EXERCISE: Every record needs to be set down again without a single difference.
START MATERIAL FOR THIS TASK
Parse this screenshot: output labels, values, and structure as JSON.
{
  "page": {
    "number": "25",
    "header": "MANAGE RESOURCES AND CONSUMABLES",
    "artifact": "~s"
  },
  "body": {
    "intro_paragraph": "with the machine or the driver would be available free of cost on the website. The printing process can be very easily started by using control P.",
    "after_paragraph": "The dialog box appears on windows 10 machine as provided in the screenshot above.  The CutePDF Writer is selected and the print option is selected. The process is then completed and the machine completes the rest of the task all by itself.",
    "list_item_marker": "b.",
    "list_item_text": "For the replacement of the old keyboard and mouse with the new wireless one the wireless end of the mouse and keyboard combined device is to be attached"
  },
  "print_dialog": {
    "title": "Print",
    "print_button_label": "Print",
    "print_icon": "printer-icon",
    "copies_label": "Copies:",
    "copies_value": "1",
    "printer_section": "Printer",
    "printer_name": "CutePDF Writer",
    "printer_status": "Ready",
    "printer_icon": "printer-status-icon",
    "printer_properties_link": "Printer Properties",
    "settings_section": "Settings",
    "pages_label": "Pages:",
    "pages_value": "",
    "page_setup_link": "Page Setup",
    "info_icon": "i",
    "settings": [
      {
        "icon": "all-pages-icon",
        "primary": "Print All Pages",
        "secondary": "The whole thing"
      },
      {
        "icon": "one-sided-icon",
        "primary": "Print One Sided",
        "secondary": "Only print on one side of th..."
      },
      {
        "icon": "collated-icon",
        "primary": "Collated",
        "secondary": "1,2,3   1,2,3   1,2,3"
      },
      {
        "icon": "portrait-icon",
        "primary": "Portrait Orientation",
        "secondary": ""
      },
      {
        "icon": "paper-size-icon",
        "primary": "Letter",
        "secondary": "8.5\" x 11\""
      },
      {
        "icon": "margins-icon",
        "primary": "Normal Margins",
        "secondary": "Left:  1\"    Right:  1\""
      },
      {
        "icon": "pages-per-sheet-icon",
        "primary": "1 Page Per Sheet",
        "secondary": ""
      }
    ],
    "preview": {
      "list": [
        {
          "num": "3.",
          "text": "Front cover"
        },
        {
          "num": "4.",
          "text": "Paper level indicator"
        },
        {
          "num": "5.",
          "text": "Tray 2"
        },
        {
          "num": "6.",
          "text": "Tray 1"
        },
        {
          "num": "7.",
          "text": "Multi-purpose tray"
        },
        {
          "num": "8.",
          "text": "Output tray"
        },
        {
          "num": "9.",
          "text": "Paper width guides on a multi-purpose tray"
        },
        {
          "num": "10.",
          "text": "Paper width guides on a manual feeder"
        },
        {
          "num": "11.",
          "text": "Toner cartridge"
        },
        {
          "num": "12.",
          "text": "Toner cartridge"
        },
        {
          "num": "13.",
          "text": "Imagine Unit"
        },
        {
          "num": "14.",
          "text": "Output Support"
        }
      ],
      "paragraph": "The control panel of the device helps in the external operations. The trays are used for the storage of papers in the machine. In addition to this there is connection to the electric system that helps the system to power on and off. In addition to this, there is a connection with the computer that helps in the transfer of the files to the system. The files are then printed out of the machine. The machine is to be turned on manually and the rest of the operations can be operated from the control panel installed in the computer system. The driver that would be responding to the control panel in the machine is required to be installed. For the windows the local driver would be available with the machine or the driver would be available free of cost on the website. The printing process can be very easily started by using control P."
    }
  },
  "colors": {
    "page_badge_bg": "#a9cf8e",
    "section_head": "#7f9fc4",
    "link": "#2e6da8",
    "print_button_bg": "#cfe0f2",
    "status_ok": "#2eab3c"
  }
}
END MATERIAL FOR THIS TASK
ANSWER FOR THE TASK:
Parse this screenshot: output labels, values, and structure as JSON.
{
  "page": {
    "number": "25",
    "header": "MANAGE RESOURCES AND CONSUMABLES",
    "artifact": "~s"
  },
  "body": {
    "intro_paragraph": "with the machine or the driver would be available free of cost on the website. The printing process can be very easily started by using control P.",
    "after_paragraph": "The dialog box appears on windows 10 machine as provided in the screenshot above.  The CutePDF Writer is selected and the print option is selected. The process is then completed and the machine completes the rest of the task all by itself.",
    "list_item_marker": "b.",
    "list_item_text": "For the replacement of the old keyboard and mouse with the new wireless one the wireless end of the mouse and keyboard combined device is to be attached"
  },
  "print_dialog": {
    "title": "Print",
    "print_button_label": "Print",
    "print_icon": "printer-icon",
    "copies_label": "Copies:",
    "copies_value": "1",
    "printer_section": "Printer",
    "printer_name": "CutePDF Writer",
    "printer_status": "Ready",
    "printer_icon": "printer-status-icon",
    "printer_properties_link": "Printer Properties",
    "settings_section": "Settings",
    "pages_label": "Pages:",
    "pages_value": "",
    "page_setup_link": "Page Setup",
    "info_icon": "i",
    "settings": [
      {
        "icon": "all-pages-icon",
        "primary": "Print All Pages",
        "secondary": "The whole thing"
      },
      {
        "icon": "one-sided-icon",
        "primary": "Print One Sided",
        "secondary": "Only print on one side of th..."
      },
      {
        "icon": "collated-icon",
        "primary": "Collated",
        "secondary": "1,2,3   1,2,3   1,2,3"
      },
      {
        "icon": "portrait-icon",
        "primary": "Portrait Orientation",
        "secondary": ""
      },
      {
        "icon": "paper-size-icon",
        "primary": "Letter",
        "secondary": "8.5\" x 11\""
      },
      {
        "icon": "margins-icon",
        "primary": "Normal Margins",
        "secondary": "Left:  1\"    Right:  1\""
      },
      {
        "icon": "pages-per-sheet-icon",
        "primary": "1 Page Per Sheet",
        "secondary": ""
      }
    ],
    "preview": {
      "list": [
        {
          "num": "3.",
          "text": "Front cover"
        },
        {
          "num": "4.",
          "text": "Paper level indicator"
        },
        {
          "num": "5.",
          "text": "Tray 2"
        },
        {
          "num": "6.",
          "text": "Tray 1"
        },
        {
          "num": "7.",
          "text": "Multi-purpose tray"
        },
        {
          "num": "8.",
          "text": "Output tray"
        },
        {
          "num": "9.",
          "text": "Paper width guides on a multi-purpose tray"
        },
        {
          "num": "10.",
          "text": "Paper width guides on a manual feeder"
        },
        {
          "num": "11.",
          "text": "Toner cartridge"
        },
        {
          "num": "12.",
          "text": "Toner cartridge"
        },
        {
          "num": "13.",
          "text": "Imagine Unit"
        },
        {
          "num": "14.",
          "text": "Output Support"
        }
      ],
      "paragraph": "The control panel of the device helps in the external operations. The trays are used for the storage of papers in the machine. In addition to this there is connection to the electric system that helps the system to power on and off. In addition to this, there is a connection with the computer that helps in the transfer of the files to the system. The files are then printed out of the machine. The machine is to be turned on manually and the rest of the operations can be operated from the control panel installed in the computer system. The driver that would be responding to the control panel in the machine is required to be installed. For the windows the local driver would be available with the machine or the driver would be available free of cost on the website. The printing process can be very easily started by using control P."
    }
  },
  "colors": {
    "page_badge_bg": "#a9cf8e",
    "section_head": "#7f9fc4",
    "link": "#2e6da8",
    "print_button_bg": "#cfe0f2",
    "status_ok": "#2eab3c"
  }
}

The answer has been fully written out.